*** Block opens ***

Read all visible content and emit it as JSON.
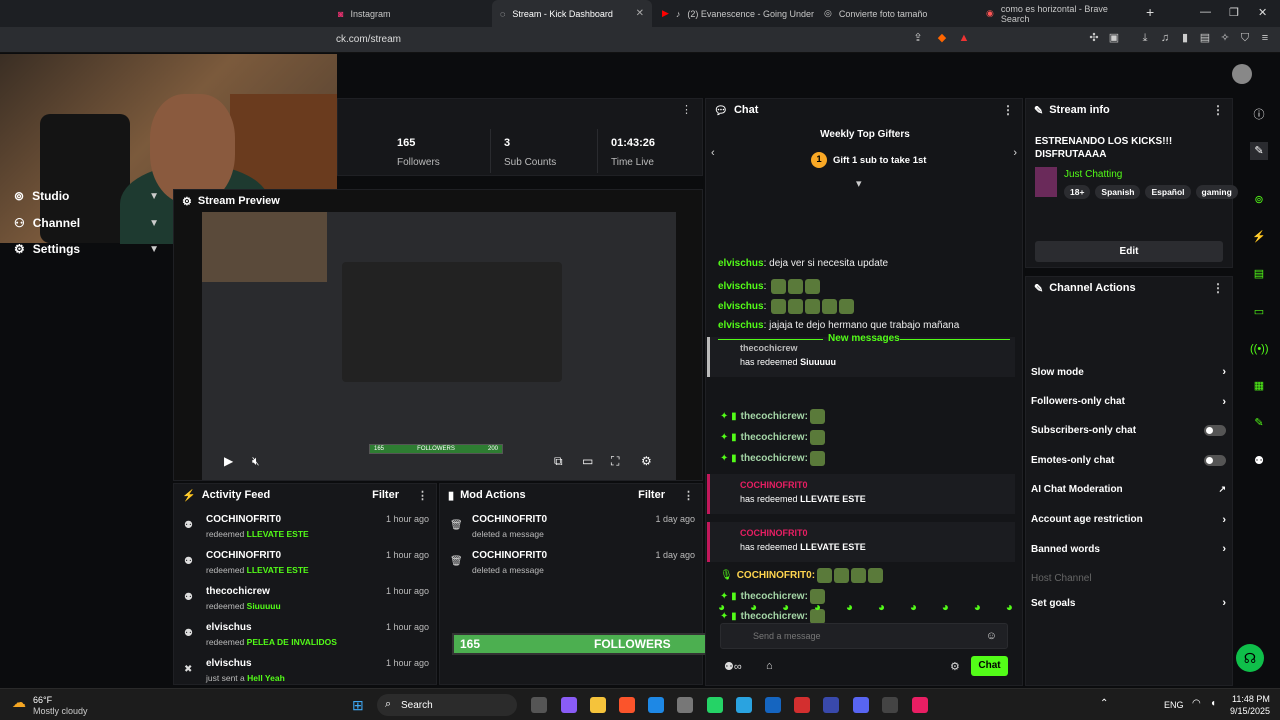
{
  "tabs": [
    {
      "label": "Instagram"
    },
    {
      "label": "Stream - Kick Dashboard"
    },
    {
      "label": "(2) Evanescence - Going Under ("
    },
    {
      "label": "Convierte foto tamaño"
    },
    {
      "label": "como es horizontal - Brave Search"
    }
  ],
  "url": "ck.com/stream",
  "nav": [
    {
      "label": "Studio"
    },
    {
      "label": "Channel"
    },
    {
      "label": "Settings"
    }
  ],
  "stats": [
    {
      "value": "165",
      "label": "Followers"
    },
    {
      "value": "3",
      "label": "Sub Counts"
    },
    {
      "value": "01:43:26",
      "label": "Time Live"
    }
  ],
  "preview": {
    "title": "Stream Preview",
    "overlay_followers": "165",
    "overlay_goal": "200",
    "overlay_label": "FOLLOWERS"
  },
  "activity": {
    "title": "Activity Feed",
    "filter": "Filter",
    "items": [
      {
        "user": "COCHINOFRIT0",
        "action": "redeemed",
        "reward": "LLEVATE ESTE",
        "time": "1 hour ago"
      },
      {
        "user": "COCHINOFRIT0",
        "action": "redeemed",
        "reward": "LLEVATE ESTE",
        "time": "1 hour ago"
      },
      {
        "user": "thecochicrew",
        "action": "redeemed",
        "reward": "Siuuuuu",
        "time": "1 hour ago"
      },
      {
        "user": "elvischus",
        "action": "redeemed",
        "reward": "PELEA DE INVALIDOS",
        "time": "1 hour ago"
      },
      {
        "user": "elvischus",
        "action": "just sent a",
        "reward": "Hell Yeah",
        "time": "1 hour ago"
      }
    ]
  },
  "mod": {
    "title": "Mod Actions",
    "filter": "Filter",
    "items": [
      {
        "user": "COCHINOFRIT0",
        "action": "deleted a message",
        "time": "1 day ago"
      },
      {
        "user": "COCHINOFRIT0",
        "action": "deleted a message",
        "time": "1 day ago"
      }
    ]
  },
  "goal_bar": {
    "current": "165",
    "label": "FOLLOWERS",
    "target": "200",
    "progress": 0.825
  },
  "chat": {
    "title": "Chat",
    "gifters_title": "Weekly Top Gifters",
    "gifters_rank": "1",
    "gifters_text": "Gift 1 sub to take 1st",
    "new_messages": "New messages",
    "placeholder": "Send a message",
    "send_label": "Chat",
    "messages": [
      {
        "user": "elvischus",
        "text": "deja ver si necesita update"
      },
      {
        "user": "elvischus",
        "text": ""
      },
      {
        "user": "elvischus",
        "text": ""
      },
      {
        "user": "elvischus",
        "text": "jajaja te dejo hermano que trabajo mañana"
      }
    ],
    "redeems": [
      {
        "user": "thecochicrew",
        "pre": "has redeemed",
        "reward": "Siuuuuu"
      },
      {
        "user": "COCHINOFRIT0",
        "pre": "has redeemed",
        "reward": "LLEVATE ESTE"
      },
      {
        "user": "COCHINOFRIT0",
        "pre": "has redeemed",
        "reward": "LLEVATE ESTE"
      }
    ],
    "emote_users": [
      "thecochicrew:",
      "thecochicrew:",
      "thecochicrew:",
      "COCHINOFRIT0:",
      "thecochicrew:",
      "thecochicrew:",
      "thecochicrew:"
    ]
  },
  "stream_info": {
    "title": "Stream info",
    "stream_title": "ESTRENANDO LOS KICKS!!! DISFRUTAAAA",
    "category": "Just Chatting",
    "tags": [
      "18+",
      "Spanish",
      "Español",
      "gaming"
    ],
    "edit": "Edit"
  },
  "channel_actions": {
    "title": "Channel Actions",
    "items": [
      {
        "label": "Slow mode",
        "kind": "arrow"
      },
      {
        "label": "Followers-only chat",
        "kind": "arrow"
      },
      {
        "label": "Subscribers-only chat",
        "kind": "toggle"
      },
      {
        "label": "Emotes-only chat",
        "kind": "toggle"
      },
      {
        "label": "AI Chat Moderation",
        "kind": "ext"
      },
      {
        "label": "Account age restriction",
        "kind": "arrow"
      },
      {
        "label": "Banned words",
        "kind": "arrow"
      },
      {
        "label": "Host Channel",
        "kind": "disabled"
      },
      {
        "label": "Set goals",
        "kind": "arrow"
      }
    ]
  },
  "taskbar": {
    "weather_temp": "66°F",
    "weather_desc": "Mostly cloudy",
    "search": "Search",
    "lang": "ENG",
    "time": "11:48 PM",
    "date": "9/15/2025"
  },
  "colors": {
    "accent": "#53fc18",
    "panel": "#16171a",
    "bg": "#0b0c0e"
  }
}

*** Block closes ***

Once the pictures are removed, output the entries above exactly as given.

* **Response below**
Read all visible content and emit it as JSON.
{
  "tabs": [
    {
      "label": "Instagram"
    },
    {
      "label": "Stream - Kick Dashboard"
    },
    {
      "label": "(2) Evanescence - Going Under ("
    },
    {
      "label": "Convierte foto tamaño"
    },
    {
      "label": "como es horizontal - Brave Search"
    }
  ],
  "url": "ck.com/stream",
  "nav": [
    {
      "label": "Studio"
    },
    {
      "label": "Channel"
    },
    {
      "label": "Settings"
    }
  ],
  "stats": [
    {
      "value": "165",
      "label": "Followers"
    },
    {
      "value": "3",
      "label": "Sub Counts"
    },
    {
      "value": "01:43:26",
      "label": "Time Live"
    }
  ],
  "preview": {
    "title": "Stream Preview",
    "overlay_followers": "165",
    "overlay_goal": "200",
    "overlay_label": "FOLLOWERS"
  },
  "activity": {
    "title": "Activity Feed",
    "filter": "Filter",
    "items": [
      {
        "user": "COCHINOFRIT0",
        "action": "redeemed",
        "reward": "LLEVATE ESTE",
        "time": "1 hour ago"
      },
      {
        "user": "COCHINOFRIT0",
        "action": "redeemed",
        "reward": "LLEVATE ESTE",
        "time": "1 hour ago"
      },
      {
        "user": "thecochicrew",
        "action": "redeemed",
        "reward": "Siuuuuu",
        "time": "1 hour ago"
      },
      {
        "user": "elvischus",
        "action": "redeemed",
        "reward": "PELEA DE INVALIDOS",
        "time": "1 hour ago"
      },
      {
        "user": "elvischus",
        "action": "just sent a",
        "reward": "Hell Yeah",
        "time": "1 hour ago"
      }
    ]
  },
  "mod": {
    "title": "Mod Actions",
    "filter": "Filter",
    "items": [
      {
        "user": "COCHINOFRIT0",
        "action": "deleted a message",
        "time": "1 day ago"
      },
      {
        "user": "COCHINOFRIT0",
        "action": "deleted a message",
        "time": "1 day ago"
      }
    ]
  },
  "goal_bar": {
    "current": "165",
    "label": "FOLLOWERS",
    "target": "200",
    "progress": 0.825
  },
  "chat": {
    "title": "Chat",
    "gifters_title": "Weekly Top Gifters",
    "gifters_rank": "1",
    "gifters_text": "Gift 1 sub to take 1st",
    "new_messages": "New messages",
    "placeholder": "Send a message",
    "send_label": "Chat",
    "messages": [
      {
        "user": "elvischus",
        "text": "deja ver si necesita update"
      },
      {
        "user": "elvischus",
        "text": ""
      },
      {
        "user": "elvischus",
        "text": ""
      },
      {
        "user": "elvischus",
        "text": "jajaja te dejo hermano que trabajo mañana"
      }
    ],
    "redeems": [
      {
        "user": "thecochicrew",
        "pre": "has redeemed",
        "reward": "Siuuuuu"
      },
      {
        "user": "COCHINOFRIT0",
        "pre": "has redeemed",
        "reward": "LLEVATE ESTE"
      },
      {
        "user": "COCHINOFRIT0",
        "pre": "has redeemed",
        "reward": "LLEVATE ESTE"
      }
    ],
    "emote_users": [
      "thecochicrew:",
      "thecochicrew:",
      "thecochicrew:",
      "COCHINOFRIT0:",
      "thecochicrew:",
      "thecochicrew:",
      "thecochicrew:"
    ]
  },
  "stream_info": {
    "title": "Stream info",
    "stream_title": "ESTRENANDO LOS KICKS!!! DISFRUTAAAA",
    "category": "Just Chatting",
    "tags": [
      "18+",
      "Spanish",
      "Español",
      "gaming"
    ],
    "edit": "Edit"
  },
  "channel_actions": {
    "title": "Channel Actions",
    "items": [
      {
        "label": "Slow mode",
        "kind": "arrow"
      },
      {
        "label": "Followers-only chat",
        "kind": "arrow"
      },
      {
        "label": "Subscribers-only chat",
        "kind": "toggle"
      },
      {
        "label": "Emotes-only chat",
        "kind": "toggle"
      },
      {
        "label": "AI Chat Moderation",
        "kind": "ext"
      },
      {
        "label": "Account age restriction",
        "kind": "arrow"
      },
      {
        "label": "Banned words",
        "kind": "arrow"
      },
      {
        "label": "Host Channel",
        "kind": "disabled"
      },
      {
        "label": "Set goals",
        "kind": "arrow"
      }
    ]
  },
  "taskbar": {
    "weather_temp": "66°F",
    "weather_desc": "Mostly cloudy",
    "search": "Search",
    "lang": "ENG",
    "time": "11:48 PM",
    "date": "9/15/2025"
  },
  "colors": {
    "accent": "#53fc18",
    "panel": "#16171a",
    "bg": "#0b0c0e"
  }
}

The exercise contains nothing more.